Herbario Nacional de Bolivia, Unidad Botánica, Instituto de Ecología, Universidad Mayor de San Andrés, c/27 Cota Cota s/n campus universitario, La Paz, Bolivia.

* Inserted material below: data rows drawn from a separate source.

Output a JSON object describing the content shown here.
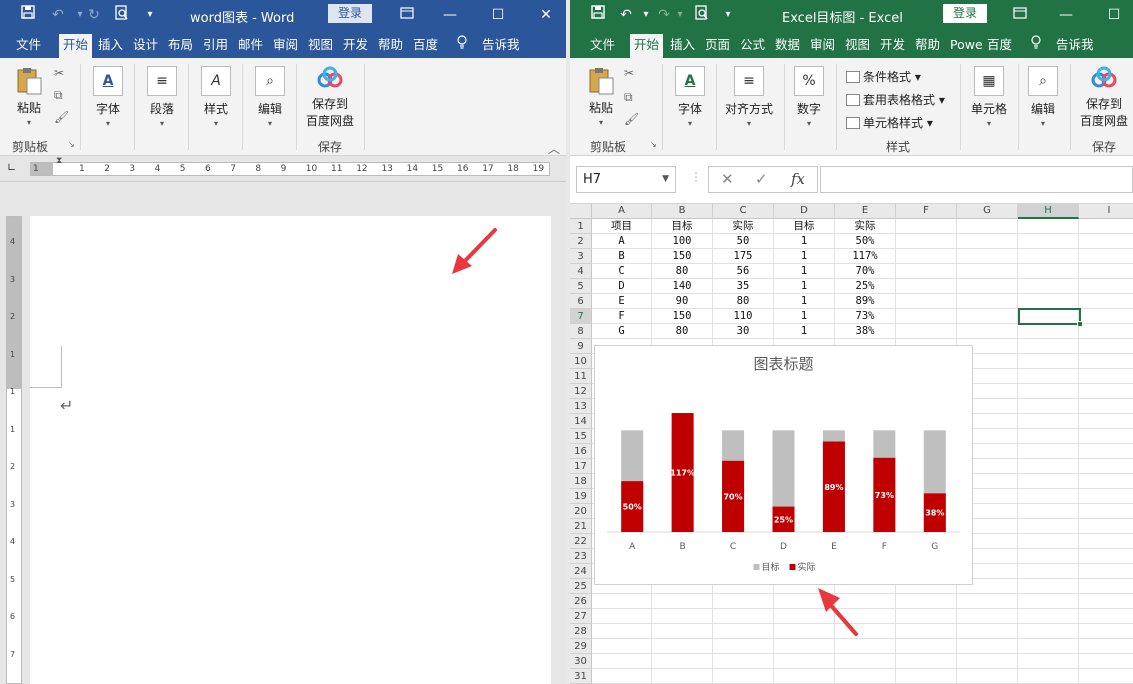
{
  "word": {
    "title": "word图表 - Word",
    "login": "登录",
    "tabs": [
      "文件",
      "开始",
      "插入",
      "设计",
      "布局",
      "引用",
      "邮件",
      "审阅",
      "视图",
      "开发",
      "帮助",
      "百度"
    ],
    "tell_me": "告诉我",
    "ribbon": {
      "paste": "粘贴",
      "clipboard_group": "剪贴板",
      "font": "字体",
      "paragraph": "段落",
      "styles": "样式",
      "editing": "编辑",
      "save_baidu_line1": "保存到",
      "save_baidu_line2": "百度网盘",
      "save_group": "保存"
    },
    "ruler_numbers": [
      "1",
      "1",
      "2",
      "3",
      "4",
      "5",
      "6",
      "7",
      "8",
      "9",
      "10",
      "11",
      "12",
      "13",
      "14",
      "15",
      "16",
      "17",
      "18",
      "19"
    ],
    "vruler_numbers": [
      "4",
      "3",
      "2",
      "1",
      "1",
      "1",
      "2",
      "3",
      "4",
      "5",
      "6",
      "7"
    ],
    "paragraph_mark": "↵"
  },
  "excel": {
    "title": "Excel目标图 - Excel",
    "login": "登录",
    "tabs": [
      "文件",
      "开始",
      "插入",
      "页面",
      "公式",
      "数据",
      "审阅",
      "视图",
      "开发",
      "帮助",
      "Powe",
      "百度"
    ],
    "tell_me": "告诉我",
    "ribbon": {
      "paste": "粘贴",
      "clipboard_group": "剪贴板",
      "font": "字体",
      "alignment": "对齐方式",
      "number": "数字",
      "cond_format": "条件格式",
      "table_format": "套用表格格式",
      "cell_styles": "单元格样式",
      "styles_group": "样式",
      "cells": "单元格",
      "editing": "编辑",
      "save_baidu_line1": "保存到",
      "save_baidu_line2": "百度网盘",
      "save_group": "保存"
    },
    "name_box": "H7",
    "columns": [
      "A",
      "B",
      "C",
      "D",
      "E",
      "F",
      "G",
      "H",
      "I"
    ],
    "rows": [
      "1",
      "2",
      "3",
      "4",
      "5",
      "6",
      "7",
      "8",
      "9",
      "10",
      "11",
      "12",
      "13",
      "14",
      "15",
      "16",
      "17",
      "18",
      "19",
      "20",
      "21",
      "22",
      "23",
      "24",
      "25",
      "26",
      "27",
      "28",
      "29",
      "30",
      "31"
    ],
    "table": [
      [
        "项目",
        "目标",
        "实际",
        "目标",
        "实际"
      ],
      [
        "A",
        "100",
        "50",
        "1",
        "50%"
      ],
      [
        "B",
        "150",
        "175",
        "1",
        "117%"
      ],
      [
        "C",
        "80",
        "56",
        "1",
        "70%"
      ],
      [
        "D",
        "140",
        "35",
        "1",
        "25%"
      ],
      [
        "E",
        "90",
        "80",
        "1",
        "89%"
      ],
      [
        "F",
        "150",
        "110",
        "1",
        "73%"
      ],
      [
        "G",
        "80",
        "30",
        "1",
        "38%"
      ]
    ]
  },
  "chart_data": {
    "type": "bar",
    "title": "图表标题",
    "categories": [
      "A",
      "B",
      "C",
      "D",
      "E",
      "F",
      "G"
    ],
    "series": [
      {
        "name": "目标",
        "values": [
          1,
          1,
          1,
          1,
          1,
          1,
          1
        ],
        "color": "#bfbfbf"
      },
      {
        "name": "实际",
        "values": [
          0.5,
          1.17,
          0.7,
          0.25,
          0.89,
          0.73,
          0.38
        ],
        "color": "#c00000"
      }
    ],
    "data_labels": [
      "50%",
      "117%",
      "70%",
      "25%",
      "89%",
      "73%",
      "38%"
    ],
    "ylim": [
      0,
      1.2
    ],
    "grid": false,
    "legend": "bottom"
  },
  "colors": {
    "word_blue": "#2b579a",
    "excel_green": "#217346",
    "arrow_red": "#e8383d"
  }
}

In the Magnoliaceae family, the Magnolia genus has a remarked Holarctic origin and in its wide distribution, Bolivia represents its most extreme expansion south of the continent. So far, 160 species of Magnolia are known in the Neotropics and mean more than a third of the total species worldwide. According to the IUCN categories, a large part is listed under some category of risk: Critically Endangered (CR) with 22%, threatened (EN) with 41% and vulnerable (VU) with 16%; in the Neotropical region, 76% of species are threatened. For this reason, a worldwide deployment has been carried out to attend surveys in the field and to try to maintain the populations of these trees. Together with the IUCN Tree Specialists Group, the National Herbarium of Bolivia has initiated actions to ensure its conservation and propagation. In Bolivia there are only two native species: M. boliviana and M. madidiensis, which are included in the Talauma section; and one introduced species: M. grandiflora that is planted in cities and gardens. Bolivian Magnolia is native to the Amazonian forests of the eastern piedmont of the Andes, from southern Peru to central Bolivia, between 200 and 500 m, is threatened (EN, according to the IUCN) by habitat loss due to extraction of wood and by agricultural expansion. Whereas M. madidiensis ("granadilla", recently described and recognized as endemic to Bolivia), is found in Andean pluvial montane forest with arboreal ferns and also in the Subandino forest of Yungas, between 1,200–2,100 m altitude and has been categorized as threatened. In this case, the species has been included since 2018 in a project with the Botanical Garden Conservation International to carry out actions of seed reproduction and propagation in order to establish ex situ conservation plan. At present, the two biggest difficulties in the field have been the low population density of this species, as well as the fact that no reproductive individuals were found so far. Local residents have commented that it blooms every 2-3 years, but in herbarium material there is evidence that it presented flower buds in May 2010. On the one hand, it is important to consider that M. madidiensis is found in a protected area (Madidi National Park) that may attenuate the threats to which it is subjected, under administration and forest management plans. On the other hand, there are also efforts to regenerate and reproduce new plants under ex situ conservation systems and in botanical gardens, as well as participatory work programs to ensure the maintenance of their populations at the in situ level.